* Task prompt *
Look below for lines that hold the string "JSON" and copy each one.

Data records for software interfaces
[Start of Attachment]

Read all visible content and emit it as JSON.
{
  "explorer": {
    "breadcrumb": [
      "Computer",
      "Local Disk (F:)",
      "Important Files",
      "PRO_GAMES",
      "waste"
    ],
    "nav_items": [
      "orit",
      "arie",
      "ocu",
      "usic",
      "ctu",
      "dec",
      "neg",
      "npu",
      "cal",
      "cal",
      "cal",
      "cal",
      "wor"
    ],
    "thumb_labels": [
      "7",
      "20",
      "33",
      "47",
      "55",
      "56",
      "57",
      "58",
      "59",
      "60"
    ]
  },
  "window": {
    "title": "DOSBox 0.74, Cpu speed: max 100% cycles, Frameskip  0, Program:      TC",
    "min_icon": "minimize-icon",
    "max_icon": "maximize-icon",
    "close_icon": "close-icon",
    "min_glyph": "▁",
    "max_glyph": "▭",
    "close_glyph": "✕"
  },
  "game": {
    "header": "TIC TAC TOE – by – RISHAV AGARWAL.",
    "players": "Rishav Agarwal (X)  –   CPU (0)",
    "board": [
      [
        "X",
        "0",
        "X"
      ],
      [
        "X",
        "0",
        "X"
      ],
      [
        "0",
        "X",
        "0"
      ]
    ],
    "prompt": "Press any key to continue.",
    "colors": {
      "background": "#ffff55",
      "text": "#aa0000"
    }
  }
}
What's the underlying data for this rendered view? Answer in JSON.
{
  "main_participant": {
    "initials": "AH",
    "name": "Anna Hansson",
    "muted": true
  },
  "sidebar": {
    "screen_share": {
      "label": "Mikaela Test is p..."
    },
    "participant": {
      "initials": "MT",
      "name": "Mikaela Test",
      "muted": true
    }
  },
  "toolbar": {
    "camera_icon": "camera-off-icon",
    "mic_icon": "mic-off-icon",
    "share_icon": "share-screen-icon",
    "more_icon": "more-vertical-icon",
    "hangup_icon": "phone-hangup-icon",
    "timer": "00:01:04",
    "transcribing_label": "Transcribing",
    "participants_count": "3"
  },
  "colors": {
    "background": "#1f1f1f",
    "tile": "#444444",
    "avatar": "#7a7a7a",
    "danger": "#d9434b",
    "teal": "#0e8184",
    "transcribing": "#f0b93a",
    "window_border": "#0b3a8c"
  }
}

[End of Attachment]

* Answer box *
Read all visible content and emit it as JSON.
What's the underlying data for this rendered view? Answer in JSON.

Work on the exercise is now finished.